-------- Material to process

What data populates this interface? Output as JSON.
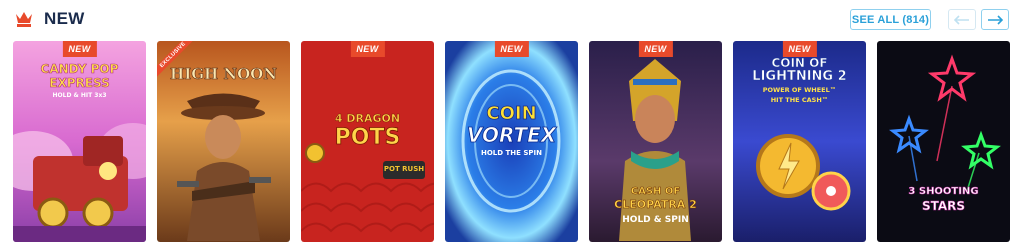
{
  "section": {
    "title": "NEW",
    "icon": "crown-icon",
    "see_all_label": "SEE ALL (814)",
    "prev_icon": "arrow-left-icon",
    "next_icon": "arrow-right-icon"
  },
  "tag_new": "NEW",
  "tag_exclusive": "EXCLUSIVE",
  "games": [
    {
      "title_line1": "CANDY POP",
      "title_line2": "EXPRESS",
      "subtitle": "HOLD & HIT 3x3"
    },
    {
      "title_line1": "HIGH NOON"
    },
    {
      "title_line1": "4 DRAGON",
      "title_line2": "POTS",
      "subtitle": "POT RUSH"
    },
    {
      "title_line1": "COIN",
      "title_line2": "VORTEX",
      "subtitle": "HOLD THE SPIN"
    },
    {
      "title_line1": "CASH OF",
      "title_line2": "CLEOPATRA 2",
      "subtitle": "HOLD & SPIN"
    },
    {
      "title_line1": "COIN OF",
      "title_line2": "LIGHTNING 2",
      "subtitle": "POWER OF WHEEL™",
      "subtitle2": "HIT THE CASH™"
    },
    {
      "title_line1": "3 SHOOTING",
      "title_line2": "STARS"
    }
  ],
  "colors": {
    "title": "#1a2b4c",
    "accent": "#2aa0d8",
    "tag": "#e84a2b"
  }
}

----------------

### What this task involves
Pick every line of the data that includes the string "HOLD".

### Solution to this exercise
      "subtitle": "HOLD & HIT 3x3"
      "subtitle": "HOLD THE SPIN"
      "subtitle": "HOLD & SPIN"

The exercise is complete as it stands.